* **Problem statement**
If a line of the records contains the string "color", copy it out.

:::

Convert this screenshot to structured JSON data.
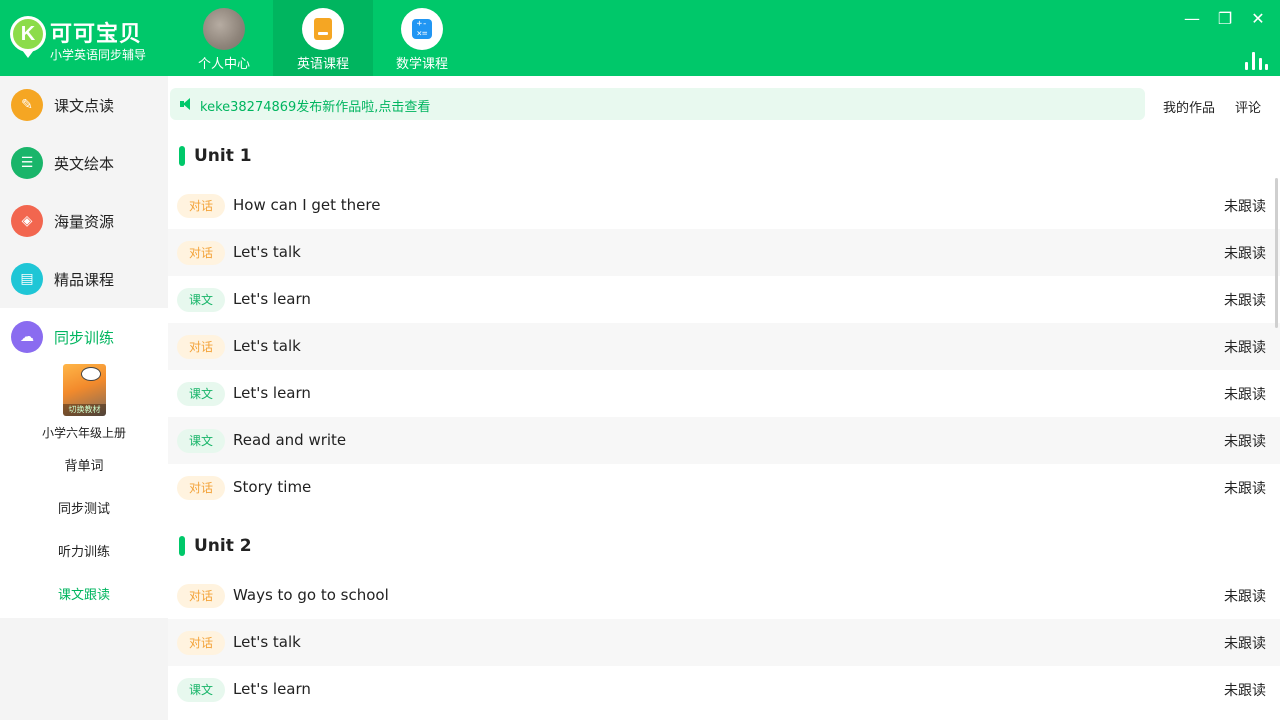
{
  "app": {
    "title": "可可宝贝",
    "subtitle": "小学英语同步辅导"
  },
  "nav": {
    "tabs": [
      {
        "label": "个人中心"
      },
      {
        "label": "英语课程"
      },
      {
        "label": "数学课程"
      }
    ],
    "active_index": 1
  },
  "window_controls": {
    "minimize": "—",
    "restore": "❐",
    "close": "✕"
  },
  "sidebar": {
    "items": [
      {
        "label": "课文点读",
        "icon": "read-icon",
        "color": "#f5a623"
      },
      {
        "label": "英文绘本",
        "icon": "book-icon",
        "color": "#19b56a"
      },
      {
        "label": "海量资源",
        "icon": "layers-icon",
        "color": "#f2664f"
      },
      {
        "label": "精品课程",
        "icon": "chat-icon",
        "color": "#1fc6d6"
      },
      {
        "label": "同步训练",
        "icon": "cloud-icon",
        "color": "#8a6cf0"
      }
    ],
    "active_index": 4,
    "textbook": {
      "switch_label": "切换教材",
      "grade": "小学六年级上册"
    },
    "sub_items": [
      {
        "label": "背单词"
      },
      {
        "label": "同步测试"
      },
      {
        "label": "听力训练"
      },
      {
        "label": "课文跟读"
      }
    ],
    "active_sub_index": 3
  },
  "notice": {
    "text": "keke38274869发布新作品啦,点击查看"
  },
  "top_links": {
    "my_works": "我的作品",
    "comments": "评论"
  },
  "units": [
    {
      "title": "Unit 1",
      "lessons": [
        {
          "tag": "对话",
          "type": "dialog",
          "title": "How can I get there",
          "status": "未跟读"
        },
        {
          "tag": "对话",
          "type": "dialog",
          "title": "Let's talk",
          "status": "未跟读"
        },
        {
          "tag": "课文",
          "type": "text",
          "title": "Let's learn",
          "status": "未跟读"
        },
        {
          "tag": "对话",
          "type": "dialog",
          "title": "Let's talk",
          "status": "未跟读"
        },
        {
          "tag": "课文",
          "type": "text",
          "title": "Let's learn",
          "status": "未跟读"
        },
        {
          "tag": "课文",
          "type": "text",
          "title": "Read and write",
          "status": "未跟读"
        },
        {
          "tag": "对话",
          "type": "dialog",
          "title": "Story time",
          "status": "未跟读"
        }
      ]
    },
    {
      "title": "Unit 2",
      "lessons": [
        {
          "tag": "对话",
          "type": "dialog",
          "title": "Ways to go to school",
          "status": "未跟读"
        },
        {
          "tag": "对话",
          "type": "dialog",
          "title": "Let's talk",
          "status": "未跟读"
        },
        {
          "tag": "课文",
          "type": "text",
          "title": "Let's learn",
          "status": "未跟读"
        }
      ]
    }
  ]
}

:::

* **Your solution**
        "color": "#f5a623"
        "color": "#19b56a"
        "color": "#f2664f"
        "color": "#1fc6d6"
        "color": "#8a6cf0"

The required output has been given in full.